WORK REQUEST
Scan the material below for the word "title", then copy every line in which it appears.

**** INPUT DATA

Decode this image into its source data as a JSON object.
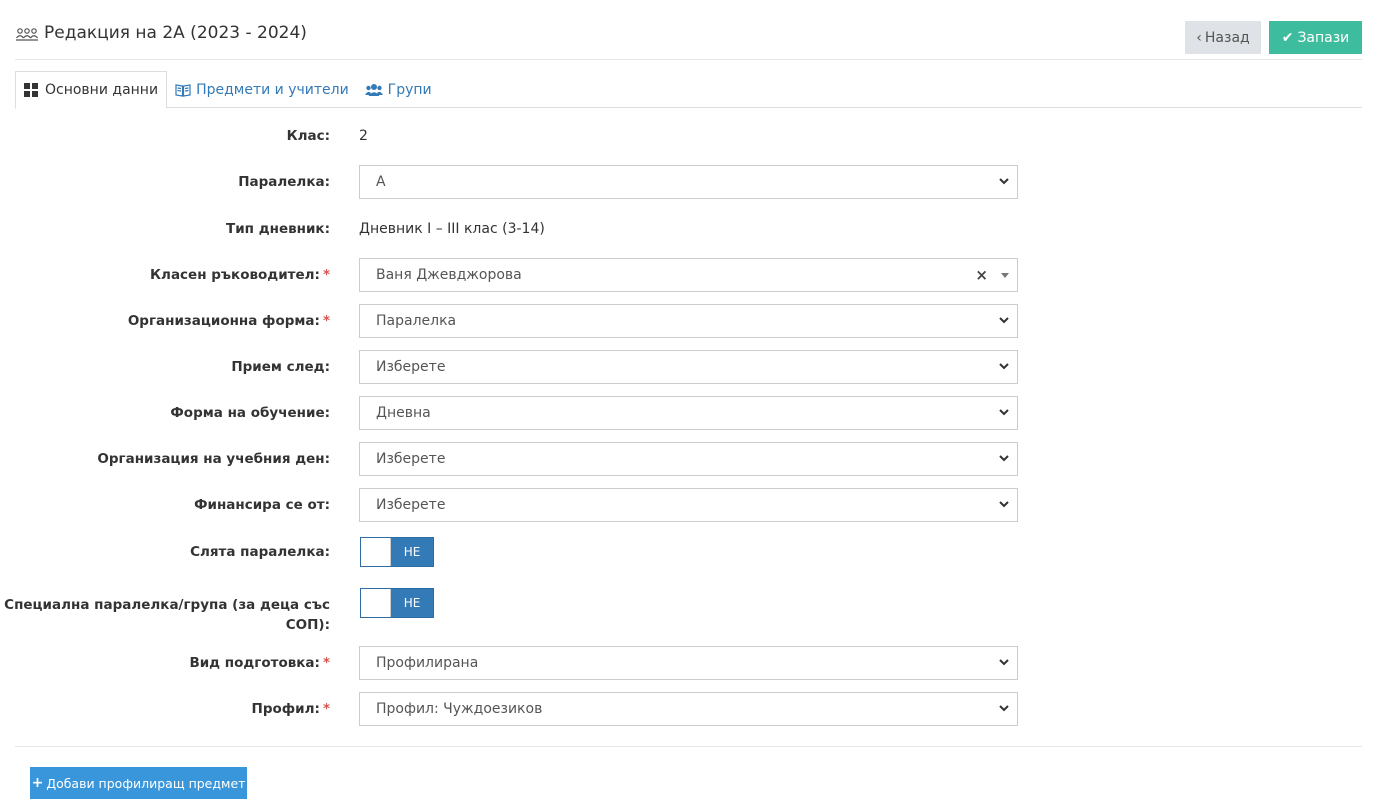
{
  "header": {
    "title": "Редакция на 2А (2023 - 2024)",
    "back_label": "Назад",
    "save_label": "Запази"
  },
  "tabs": [
    {
      "label": "Основни данни",
      "active": true
    },
    {
      "label": "Предмети и учители",
      "active": false
    },
    {
      "label": "Групи",
      "active": false
    }
  ],
  "form": {
    "class": {
      "label": "Клас:",
      "value": "2"
    },
    "paralelka": {
      "label": "Паралелка:",
      "value": "А"
    },
    "diary_type": {
      "label": "Тип дневник:",
      "value": "Дневник I – III клас (3-14)"
    },
    "class_teacher": {
      "label": "Класен ръководител:",
      "value": "Ваня Джевджорова",
      "required": true
    },
    "org_form": {
      "label": "Организационна форма:",
      "value": "Паралелка",
      "required": true
    },
    "admission_after": {
      "label": "Прием след:",
      "value": "Изберете"
    },
    "study_form": {
      "label": "Форма на обучение:",
      "value": "Дневна"
    },
    "day_org": {
      "label": "Организация на учебния ден:",
      "value": "Изберете"
    },
    "financed_by": {
      "label": "Финансира се от:",
      "value": "Изберете"
    },
    "merged": {
      "label": "Слята паралелка:",
      "toggle_text": "НЕ",
      "on": false
    },
    "special": {
      "label_line1": "Специална паралелка/група (за деца със",
      "label_line2": "СОП):",
      "toggle_text": "НЕ",
      "on": false
    },
    "training_type": {
      "label": "Вид подготовка:",
      "value": "Профилирана",
      "required": true
    },
    "profile": {
      "label": "Профил:",
      "value": "Профил: Чуждоезиков",
      "required": true
    }
  },
  "required_mark": "*",
  "add_button_label": "Добави профилиращ предмет",
  "colors": {
    "primary": "#337ab7",
    "success": "#3dbc9e",
    "add": "#3a96db",
    "required": "#d9534f"
  }
}
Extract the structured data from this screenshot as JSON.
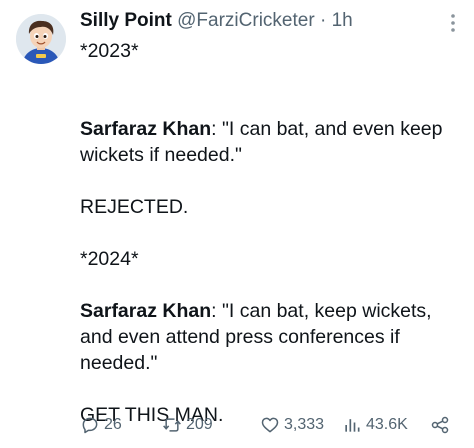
{
  "author": {
    "name": "Silly Point",
    "handle": "@FarziCricketer",
    "separator": "·",
    "time": "1h"
  },
  "tweet": {
    "line1": "*2023*",
    "quote1_speaker": "Sarfaraz Khan",
    "quote1_text": ": \"I can bat, and even keep wickets if needed.\"",
    "line_rejected": "REJECTED.",
    "line2": "*2024*",
    "quote2_speaker": "Sarfaraz Khan",
    "quote2_text": ": \"I can bat, keep wickets, and even attend press conferences if needed.\"",
    "line_final": "GET THIS MAN."
  },
  "actions": {
    "replies": "26",
    "retweets": "209",
    "likes": "3,333",
    "views": "43.6K"
  },
  "colors": {
    "text": "#0f1419",
    "secondary": "#536471"
  },
  "icons": {
    "reply": "reply-icon",
    "retweet": "retweet-icon",
    "like": "heart-icon",
    "views": "views-icon",
    "share": "share-icon",
    "more": "more-icon",
    "avatar": "cartoon-cricketer-avatar"
  }
}
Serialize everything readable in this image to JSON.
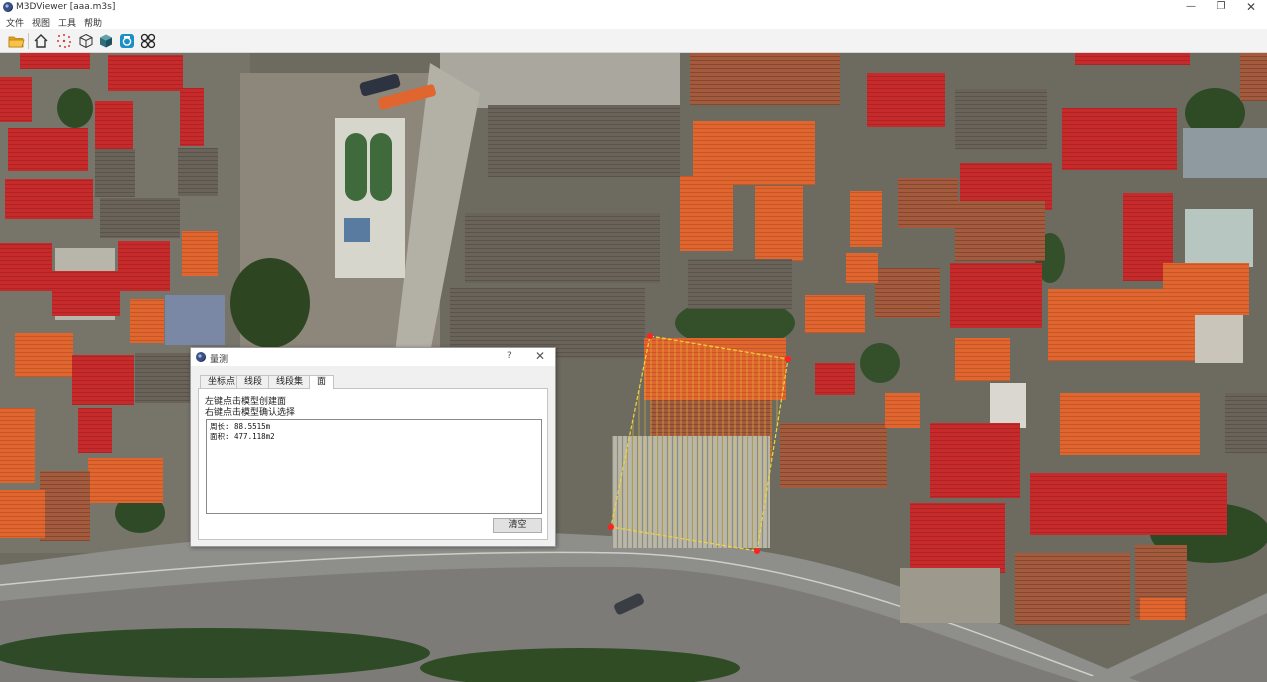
{
  "window": {
    "title": "M3DViewer [aaa.m3s]",
    "minimize_glyph": "—",
    "maximize_glyph": "❐",
    "close_glyph": "✕"
  },
  "menu": {
    "items": [
      "文件",
      "视图",
      "工具",
      "帮助"
    ]
  },
  "toolbar": {
    "icons": [
      "open-folder-icon",
      "home-icon",
      "point-cloud-icon",
      "wireframe-cube-icon",
      "textured-cube-icon",
      "camera-icon",
      "measure-tool-icon"
    ]
  },
  "dialog": {
    "title": "量测",
    "help_glyph": "?",
    "close_glyph": "✕",
    "tabs": [
      "坐标点",
      "线段",
      "线段集",
      "面"
    ],
    "active_tab": "面",
    "hints": [
      "左键点击模型创建面",
      "右键点击模型确认选择"
    ],
    "results": [
      "周长: 88.5515m",
      "面积: 477.118m2"
    ],
    "clear_label": "清空"
  },
  "colors": {
    "roof_red": "#c62a2a",
    "roof_orange": "#e0652e",
    "vertex_marker": "#ff2020",
    "polygon_outline": "#f2d43a",
    "road": "#8e8e8a"
  }
}
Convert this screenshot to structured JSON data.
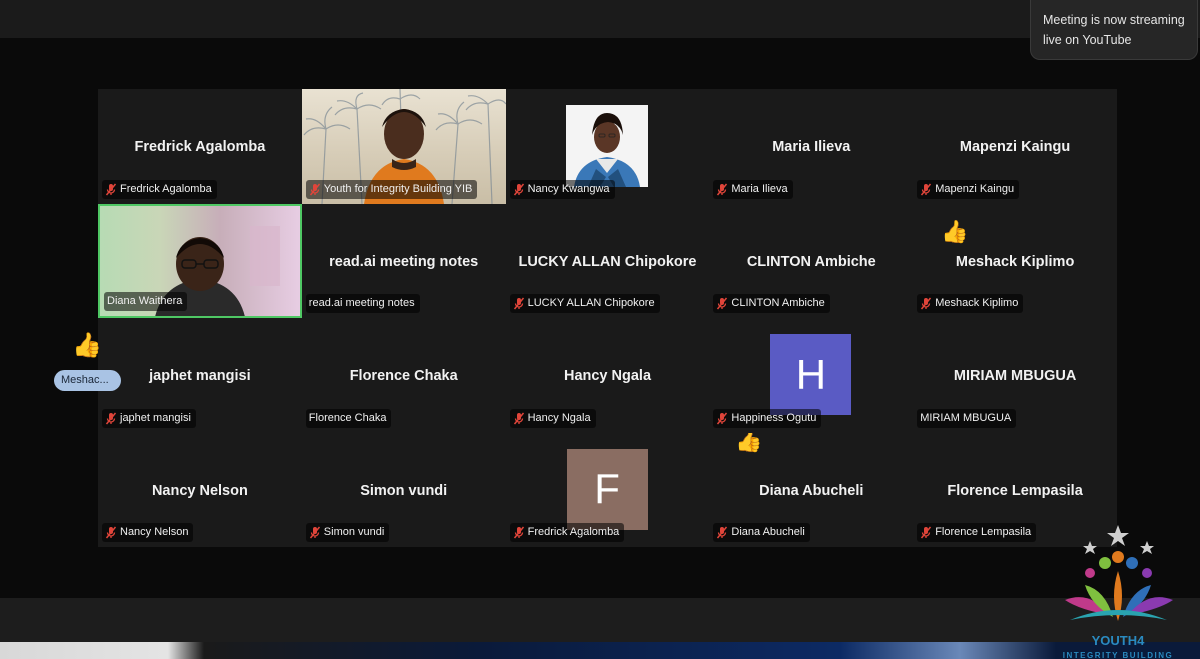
{
  "toast": {
    "line1": "Meeting is now streaming",
    "line2": "live on YouTube"
  },
  "side_participant": {
    "reaction": "👍",
    "name": "Meshac..."
  },
  "tiles": [
    {
      "center": "Fredrick Agalomba",
      "label": "Fredrick Agalomba",
      "muted": true
    },
    {
      "center": "",
      "label": "Youth for Integrity Building YIB",
      "muted": true,
      "video": "youth"
    },
    {
      "center": "",
      "label": "Nancy Kwangwa",
      "muted": true,
      "avatar": "photo"
    },
    {
      "center": "Maria Ilieva",
      "label": "Maria Ilieva",
      "muted": true
    },
    {
      "center": "Mapenzi Kaingu",
      "label": "Mapenzi Kaingu",
      "muted": true
    },
    {
      "center": "",
      "label": "Diana Waithera",
      "muted": false,
      "video": "diana"
    },
    {
      "center": "read.ai meeting notes",
      "label": "read.ai meeting notes",
      "muted": false
    },
    {
      "center": "LUCKY ALLAN Chipokore",
      "label": "LUCKY ALLAN Chipokore",
      "muted": true
    },
    {
      "center": "CLINTON Ambiche",
      "label": "CLINTON Ambiche",
      "muted": true
    },
    {
      "center": "Meshack Kiplimo",
      "label": "Meshack Kiplimo",
      "muted": true,
      "reaction": "👍"
    },
    {
      "center": "japhet mangisi",
      "label": "japhet mangisi",
      "muted": true
    },
    {
      "center": "Florence Chaka",
      "label": "Florence Chaka",
      "muted": false
    },
    {
      "center": "Hancy Ngala",
      "label": "Hancy Ngala",
      "muted": true
    },
    {
      "center": "",
      "label": "Happiness Ogutu",
      "muted": true,
      "letter": "H",
      "letter_color": "#5a5bc4"
    },
    {
      "center": "MIRIAM MBUGUA",
      "label": "MIRIAM MBUGUA",
      "muted": false
    },
    {
      "center": "Nancy Nelson",
      "label": "Nancy Nelson",
      "muted": true
    },
    {
      "center": "Simon vundi",
      "label": "Simon vundi",
      "muted": true
    },
    {
      "center": "",
      "label": "Fredrick Agalomba",
      "muted": true,
      "letter": "F",
      "letter_color": "#8a6d62"
    },
    {
      "center": "Diana Abucheli",
      "label": "Diana Abucheli",
      "muted": true,
      "reaction": "👍"
    },
    {
      "center": "Florence Lempasila",
      "label": "Florence Lempasila",
      "muted": true
    }
  ],
  "logo": {
    "line1": "YOUTH4",
    "line2": "INTEGRITY BUILDING"
  },
  "colors": {
    "muted_icon": "#e0453a",
    "active_speaker": "#4fc864",
    "tile_bg": "#1a1a1a"
  }
}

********

ANSWER TO THIS PROBLEM
    "title": "Редакция на 2А (2023 - 2024)",
    "title": "M3DViewer [aaa.m3s]",
    "title": "量测",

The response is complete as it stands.